Energy, economy and the environment
I have observed over the past few months information that has been disseminated regarding the Oban Energy deal designated for Freeport, Grand Bahama. Based on what has emerged so far, I feel that some fundamental principles have been missed in the pursuit of boosting the economy and providing jobs for the people of Grand Bahama. Obviously there is great need for economic input and for more jobs to become available, but this fact may have caused the Government to overlook some very important factors. It is noble of any government to want to improve the lives of its citizens but in that quest I believe we cannot overlook time tested and unchangeable principles.
Below I outline some of the issues and the principles that may have been violated and also provide my corrective assessment and recommendations.
- We should never do anything without counting the cost and doing effective research. This deal appears to have been signed before all of the necessary research was done. We should always complete thorough research before proceeding with any project, especially one that has the potential to impact the environment of an island that is still feeling the effects of similar projects in the past.
- No deal should ever be signed that impacts the environment without having the environmental impact study results prior to approval. If a deal is signed and it is binding in nature this may cause the integrity of the impact study to be compromised and pressured by issues not related to the environment.
- Transparency is one of the fundamental promises that was made to the Bahamian people and transparency seems to be lacking in this situation as details are slowly emerging daily that were not presented to the Bahamian people up front. Bahamians should have been given the opportunity to weigh the facts and draw their own conclusions prior to any official announcements. In some matters consultation is part and parcel of the equation.
- Consultation with the people who are being governed and affected (specifically Grand Bahamians) by our actions is essential to effective governance and it appears that this deal was undertaken on behalf of the Bahamian people without their prior knowledge.
- Any public deal should be able to survive public scrutiny. If something is made public and more questions arise than answers then we have a problem.
- External research appears to shows that storage facilities and even more so refineries are subject to leaks and waste that can negatively impact the environment. When it comes to the environment, transparency requires that any study to be conducted should involve independent agencies and their findings should be made available to the public. In this case it appears that the company that is pushing the deal is the one providing the impact study. If so, the integrity of the study will be justifiably questioned. I recommend that this process of an independent study be allowed to run its course and we be governed by the results.
- Corrective action should be undertaken where mistakes were made. In this case there has been an admittance of mistakes so it should follow that if studies do prove that the impact on The Bahamas will be negative, the government should respectfully withdraw from the deal. How can we move ahead if we know the environment and people of Grand Bahama may be negatively affected?
- All leaders and governments face tough decisions that define their legacy. Legacies are built on honest resolve to do the best regardless of personal comfort. It may be uncomfortable to admit that all things may have not been considered or that the decision may have been made hastily, but people will in most cases admire our admittance of error and resolve to make it right, rather than holding to a position that in the end may prove untenable.

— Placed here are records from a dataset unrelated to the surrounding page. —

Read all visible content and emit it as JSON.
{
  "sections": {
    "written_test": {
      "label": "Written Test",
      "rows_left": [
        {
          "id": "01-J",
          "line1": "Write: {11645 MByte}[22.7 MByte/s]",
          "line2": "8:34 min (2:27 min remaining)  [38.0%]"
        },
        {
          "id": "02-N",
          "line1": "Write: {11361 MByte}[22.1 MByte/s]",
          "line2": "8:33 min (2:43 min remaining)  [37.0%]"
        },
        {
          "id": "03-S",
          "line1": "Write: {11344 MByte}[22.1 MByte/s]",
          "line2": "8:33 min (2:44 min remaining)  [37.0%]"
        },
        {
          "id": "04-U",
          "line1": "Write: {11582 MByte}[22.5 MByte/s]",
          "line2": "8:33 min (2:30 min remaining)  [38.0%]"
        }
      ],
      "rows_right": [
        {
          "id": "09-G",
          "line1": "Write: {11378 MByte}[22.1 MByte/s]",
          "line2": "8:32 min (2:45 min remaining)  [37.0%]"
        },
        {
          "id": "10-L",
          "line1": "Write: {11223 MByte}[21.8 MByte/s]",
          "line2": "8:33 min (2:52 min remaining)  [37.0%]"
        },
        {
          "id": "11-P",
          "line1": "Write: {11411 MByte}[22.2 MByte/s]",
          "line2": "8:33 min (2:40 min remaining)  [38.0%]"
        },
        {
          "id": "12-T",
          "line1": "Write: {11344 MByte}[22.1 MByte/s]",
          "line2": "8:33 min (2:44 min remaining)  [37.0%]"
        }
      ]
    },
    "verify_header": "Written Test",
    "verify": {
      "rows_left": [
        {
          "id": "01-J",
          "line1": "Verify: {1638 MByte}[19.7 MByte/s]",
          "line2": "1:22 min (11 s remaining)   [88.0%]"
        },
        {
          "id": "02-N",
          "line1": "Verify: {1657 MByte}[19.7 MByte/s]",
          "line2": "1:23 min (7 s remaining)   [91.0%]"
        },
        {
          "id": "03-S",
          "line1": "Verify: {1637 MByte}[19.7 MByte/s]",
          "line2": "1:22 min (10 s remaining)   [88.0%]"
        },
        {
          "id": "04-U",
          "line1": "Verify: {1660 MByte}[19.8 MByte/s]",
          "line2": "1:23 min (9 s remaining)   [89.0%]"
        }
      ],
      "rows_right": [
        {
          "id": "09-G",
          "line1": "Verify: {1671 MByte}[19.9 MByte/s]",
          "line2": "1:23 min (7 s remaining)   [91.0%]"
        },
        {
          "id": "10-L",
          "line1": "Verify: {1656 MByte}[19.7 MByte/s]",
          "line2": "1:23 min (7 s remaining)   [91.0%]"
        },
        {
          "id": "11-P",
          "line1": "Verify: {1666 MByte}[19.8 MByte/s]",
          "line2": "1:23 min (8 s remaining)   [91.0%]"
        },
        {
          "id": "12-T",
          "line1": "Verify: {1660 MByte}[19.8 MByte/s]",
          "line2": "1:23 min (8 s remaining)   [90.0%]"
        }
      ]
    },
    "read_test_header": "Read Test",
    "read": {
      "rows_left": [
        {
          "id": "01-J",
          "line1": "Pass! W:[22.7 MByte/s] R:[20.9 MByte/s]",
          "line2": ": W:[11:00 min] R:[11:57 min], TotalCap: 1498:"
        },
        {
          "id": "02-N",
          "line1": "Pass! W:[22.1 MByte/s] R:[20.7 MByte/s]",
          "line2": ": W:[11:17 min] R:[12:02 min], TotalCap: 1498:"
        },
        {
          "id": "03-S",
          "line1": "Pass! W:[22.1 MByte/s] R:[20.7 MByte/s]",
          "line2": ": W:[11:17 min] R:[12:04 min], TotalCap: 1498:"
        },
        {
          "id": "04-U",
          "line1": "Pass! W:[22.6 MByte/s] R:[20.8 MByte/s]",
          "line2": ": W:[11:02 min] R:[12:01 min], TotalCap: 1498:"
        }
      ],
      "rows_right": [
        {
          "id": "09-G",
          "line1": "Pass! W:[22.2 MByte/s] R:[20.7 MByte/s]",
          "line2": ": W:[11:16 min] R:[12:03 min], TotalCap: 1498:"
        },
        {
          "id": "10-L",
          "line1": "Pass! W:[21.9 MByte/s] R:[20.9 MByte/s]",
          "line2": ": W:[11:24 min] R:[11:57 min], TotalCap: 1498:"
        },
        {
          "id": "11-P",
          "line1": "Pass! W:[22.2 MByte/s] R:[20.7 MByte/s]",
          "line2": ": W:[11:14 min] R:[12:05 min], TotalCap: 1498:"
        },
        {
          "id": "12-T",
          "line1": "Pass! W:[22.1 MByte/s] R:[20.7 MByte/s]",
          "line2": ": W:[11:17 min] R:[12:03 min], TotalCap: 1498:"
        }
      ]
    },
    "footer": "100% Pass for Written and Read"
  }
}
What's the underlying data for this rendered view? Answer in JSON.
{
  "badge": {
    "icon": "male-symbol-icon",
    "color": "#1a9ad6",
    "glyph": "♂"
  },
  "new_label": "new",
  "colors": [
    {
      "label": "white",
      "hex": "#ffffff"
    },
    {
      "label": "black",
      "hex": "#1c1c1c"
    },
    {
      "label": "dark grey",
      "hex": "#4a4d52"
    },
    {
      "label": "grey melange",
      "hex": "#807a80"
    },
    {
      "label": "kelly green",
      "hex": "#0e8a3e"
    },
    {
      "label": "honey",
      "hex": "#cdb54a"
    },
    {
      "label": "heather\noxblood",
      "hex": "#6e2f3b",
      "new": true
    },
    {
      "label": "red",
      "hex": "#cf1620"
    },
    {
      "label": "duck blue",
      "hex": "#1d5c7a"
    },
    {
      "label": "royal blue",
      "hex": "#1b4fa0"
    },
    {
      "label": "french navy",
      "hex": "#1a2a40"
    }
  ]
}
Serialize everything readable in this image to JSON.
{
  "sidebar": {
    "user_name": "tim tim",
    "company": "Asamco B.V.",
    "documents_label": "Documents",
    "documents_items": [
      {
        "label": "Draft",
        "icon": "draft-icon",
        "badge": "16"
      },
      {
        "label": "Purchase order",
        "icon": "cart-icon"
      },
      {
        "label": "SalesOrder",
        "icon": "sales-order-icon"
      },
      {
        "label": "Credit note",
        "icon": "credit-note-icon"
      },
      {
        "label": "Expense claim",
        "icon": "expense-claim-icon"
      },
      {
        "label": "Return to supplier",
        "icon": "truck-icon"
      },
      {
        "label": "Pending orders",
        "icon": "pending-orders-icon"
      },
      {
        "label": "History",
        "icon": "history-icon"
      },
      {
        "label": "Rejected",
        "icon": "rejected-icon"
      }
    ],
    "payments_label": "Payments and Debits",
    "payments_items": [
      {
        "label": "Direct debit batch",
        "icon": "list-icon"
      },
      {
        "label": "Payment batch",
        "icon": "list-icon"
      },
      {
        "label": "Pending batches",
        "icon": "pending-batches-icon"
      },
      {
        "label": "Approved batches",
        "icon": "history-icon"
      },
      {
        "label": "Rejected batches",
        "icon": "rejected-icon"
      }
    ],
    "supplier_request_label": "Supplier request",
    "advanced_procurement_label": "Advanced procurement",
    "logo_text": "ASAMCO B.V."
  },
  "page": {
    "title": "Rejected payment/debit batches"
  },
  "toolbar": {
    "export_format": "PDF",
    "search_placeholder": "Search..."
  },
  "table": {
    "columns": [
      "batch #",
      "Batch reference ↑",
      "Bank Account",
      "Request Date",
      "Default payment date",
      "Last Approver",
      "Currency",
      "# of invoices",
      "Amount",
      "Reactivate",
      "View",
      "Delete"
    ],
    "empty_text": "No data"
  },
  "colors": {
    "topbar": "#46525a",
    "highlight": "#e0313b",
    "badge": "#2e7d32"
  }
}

- Pastor Dave Burrows is senior pastor at Bahamas Faith Ministries International. Feel free to email comments, whether you agree or disagree, to firstname.lastname@example.org. I appreciate your input and dialogue. We become better when we discuss, examine and exchange.